WHAT THE TASK ASKS: Return all the entries exactly. No pictures.

PROVIDED ENTRIES:
════════
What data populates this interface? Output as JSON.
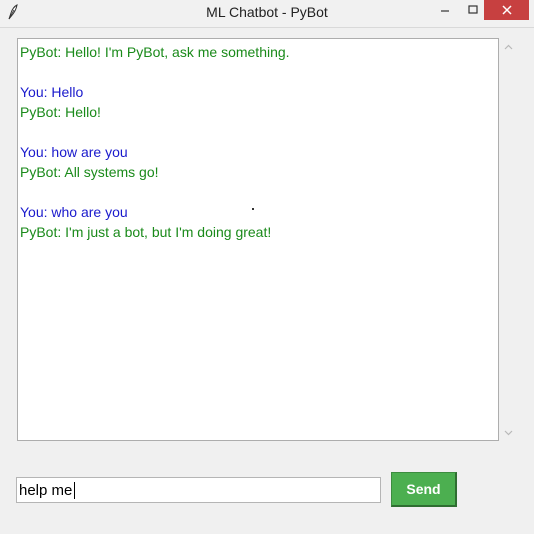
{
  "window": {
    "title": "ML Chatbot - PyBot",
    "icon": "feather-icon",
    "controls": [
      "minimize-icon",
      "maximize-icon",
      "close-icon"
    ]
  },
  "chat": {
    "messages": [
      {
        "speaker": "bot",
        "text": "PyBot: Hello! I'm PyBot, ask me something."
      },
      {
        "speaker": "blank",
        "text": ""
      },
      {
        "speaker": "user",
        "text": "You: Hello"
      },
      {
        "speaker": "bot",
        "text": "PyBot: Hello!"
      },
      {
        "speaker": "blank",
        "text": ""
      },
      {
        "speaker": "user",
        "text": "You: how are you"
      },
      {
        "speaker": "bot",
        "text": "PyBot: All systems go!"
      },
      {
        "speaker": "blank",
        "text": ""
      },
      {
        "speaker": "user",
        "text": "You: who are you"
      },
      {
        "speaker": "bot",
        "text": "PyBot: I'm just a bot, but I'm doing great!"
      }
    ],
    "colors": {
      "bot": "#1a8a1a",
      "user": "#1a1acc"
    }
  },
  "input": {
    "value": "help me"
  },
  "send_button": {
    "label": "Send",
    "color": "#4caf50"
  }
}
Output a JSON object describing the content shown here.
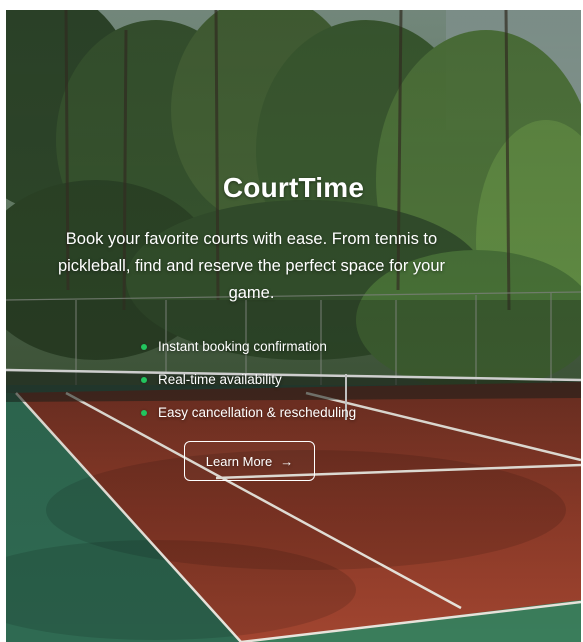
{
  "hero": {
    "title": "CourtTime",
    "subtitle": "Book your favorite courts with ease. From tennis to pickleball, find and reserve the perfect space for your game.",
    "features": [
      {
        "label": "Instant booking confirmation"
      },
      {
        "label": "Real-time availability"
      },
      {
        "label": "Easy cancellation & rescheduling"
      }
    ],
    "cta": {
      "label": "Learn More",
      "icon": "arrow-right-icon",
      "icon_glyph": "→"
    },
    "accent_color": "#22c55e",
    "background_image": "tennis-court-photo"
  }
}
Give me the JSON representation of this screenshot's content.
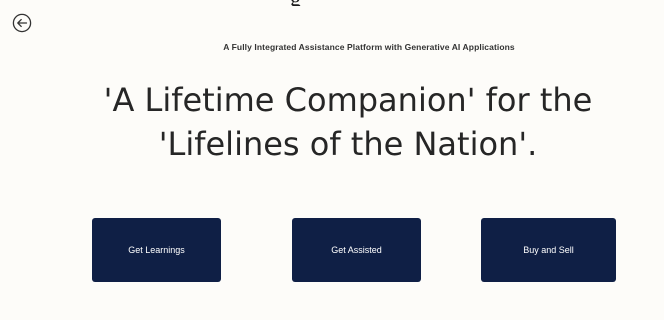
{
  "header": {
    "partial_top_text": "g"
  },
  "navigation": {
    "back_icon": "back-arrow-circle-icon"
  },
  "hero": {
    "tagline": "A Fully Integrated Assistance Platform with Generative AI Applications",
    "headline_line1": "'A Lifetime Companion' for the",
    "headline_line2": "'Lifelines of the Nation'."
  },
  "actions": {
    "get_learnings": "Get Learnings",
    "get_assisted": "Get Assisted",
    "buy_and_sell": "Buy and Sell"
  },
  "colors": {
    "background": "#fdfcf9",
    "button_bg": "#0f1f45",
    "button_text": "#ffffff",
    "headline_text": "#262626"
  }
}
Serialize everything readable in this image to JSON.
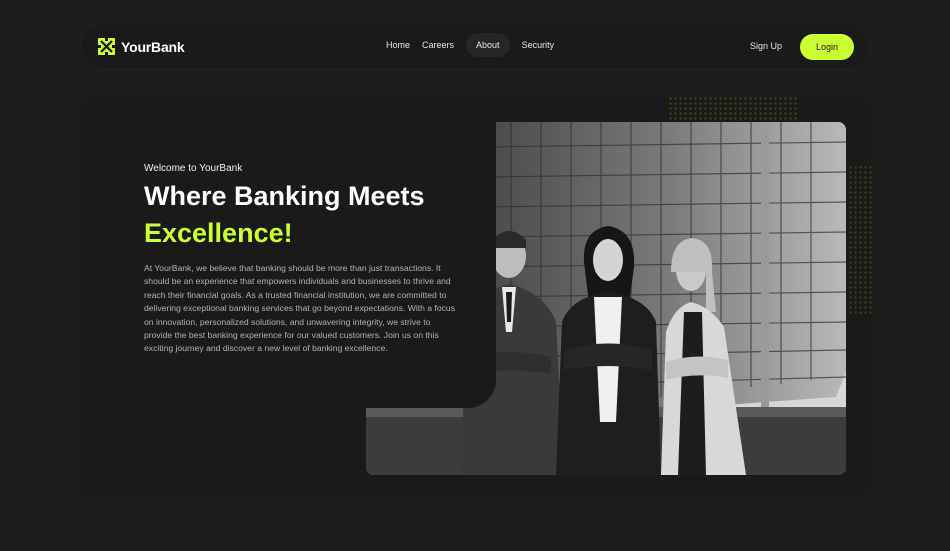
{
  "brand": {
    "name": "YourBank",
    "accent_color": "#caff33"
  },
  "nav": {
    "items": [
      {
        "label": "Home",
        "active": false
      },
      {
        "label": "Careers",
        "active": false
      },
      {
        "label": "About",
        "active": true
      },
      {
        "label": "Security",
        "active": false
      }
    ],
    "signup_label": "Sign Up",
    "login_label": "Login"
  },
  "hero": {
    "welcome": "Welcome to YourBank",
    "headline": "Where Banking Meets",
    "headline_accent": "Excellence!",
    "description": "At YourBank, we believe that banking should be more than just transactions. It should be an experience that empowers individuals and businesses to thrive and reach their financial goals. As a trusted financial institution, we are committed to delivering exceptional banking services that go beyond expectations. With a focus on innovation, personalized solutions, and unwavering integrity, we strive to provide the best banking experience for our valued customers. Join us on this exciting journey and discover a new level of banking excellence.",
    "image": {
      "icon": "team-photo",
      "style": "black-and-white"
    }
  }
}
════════
OUTPUT OF THE TASK:
What data populates this interface? Output as JSON.
{
  "window": {
    "title": "ML Chatbot - PyBot",
    "icon": "feather-icon",
    "controls": [
      "minimize-icon",
      "maximize-icon",
      "close-icon"
    ]
  },
  "chat": {
    "messages": [
      {
        "speaker": "bot",
        "text": "PyBot: Hello! I'm PyBot, ask me something."
      },
      {
        "speaker": "blank",
        "text": ""
      },
      {
        "speaker": "user",
        "text": "You: Hello"
      },
      {
        "speaker": "bot",
        "text": "PyBot: Hello!"
      },
      {
        "speaker": "blank",
        "text": ""
      },
      {
        "speaker": "user",
        "text": "You: how are you"
      },
      {
        "speaker": "bot",
        "text": "PyBot: All systems go!"
      },
      {
        "speaker": "blank",
        "text": ""
      },
      {
        "speaker": "user",
        "text": "You: who are you"
      },
      {
        "speaker": "bot",
        "text": "PyBot: I'm just a bot, but I'm doing great!"
      }
    ],
    "colors": {
      "bot": "#1a8a1a",
      "user": "#1a1acc"
    }
  },
  "input": {
    "value": "help me"
  },
  "send_button": {
    "label": "Send",
    "color": "#4caf50"
  }
}
Output a JSON object describing the content shown here.
{
  "hero": {
    "title": "CourtTime",
    "subtitle": "Book your favorite courts with ease. From tennis to pickleball, find and reserve the perfect space for your game.",
    "features": [
      {
        "label": "Instant booking confirmation"
      },
      {
        "label": "Real-time availability"
      },
      {
        "label": "Easy cancellation & rescheduling"
      }
    ],
    "cta": {
      "label": "Learn More",
      "icon": "arrow-right-icon",
      "icon_glyph": "→"
    },
    "accent_color": "#22c55e",
    "background_image": "tennis-court-photo"
  }
}
Give me the JSON representation of this screenshot's content.
{
  "header": {
    "partial_top_text": "g"
  },
  "navigation": {
    "back_icon": "back-arrow-circle-icon"
  },
  "hero": {
    "tagline": "A Fully Integrated Assistance Platform with Generative AI Applications",
    "headline_line1": "'A Lifetime Companion' for the",
    "headline_line2": "'Lifelines of the Nation'."
  },
  "actions": {
    "get_learnings": "Get Learnings",
    "get_assisted": "Get Assisted",
    "buy_and_sell": "Buy and Sell"
  },
  "colors": {
    "background": "#fdfcf9",
    "button_bg": "#0f1f45",
    "button_text": "#ffffff",
    "headline_text": "#262626"
  }
}
Serialize everything readable in this image to JSON.
{
  "brand": {
    "name": "YourBank",
    "accent_color": "#caff33"
  },
  "nav": {
    "items": [
      {
        "label": "Home",
        "active": false
      },
      {
        "label": "Careers",
        "active": false
      },
      {
        "label": "About",
        "active": true
      },
      {
        "label": "Security",
        "active": false
      }
    ],
    "signup_label": "Sign Up",
    "login_label": "Login"
  },
  "hero": {
    "welcome": "Welcome to YourBank",
    "headline": "Where Banking Meets",
    "headline_accent": "Excellence!",
    "description": "At YourBank, we believe that banking should be more than just transactions. It should be an experience that empowers individuals and businesses to thrive and reach their financial goals. As a trusted financial institution, we are committed to delivering exceptional banking services that go beyond expectations. With a focus on innovation, personalized solutions, and unwavering integrity, we strive to provide the best banking experience for our valued customers. Join us on this exciting journey and discover a new level of banking excellence.",
    "image": {
      "icon": "team-photo",
      "style": "black-and-white"
    }
  }
}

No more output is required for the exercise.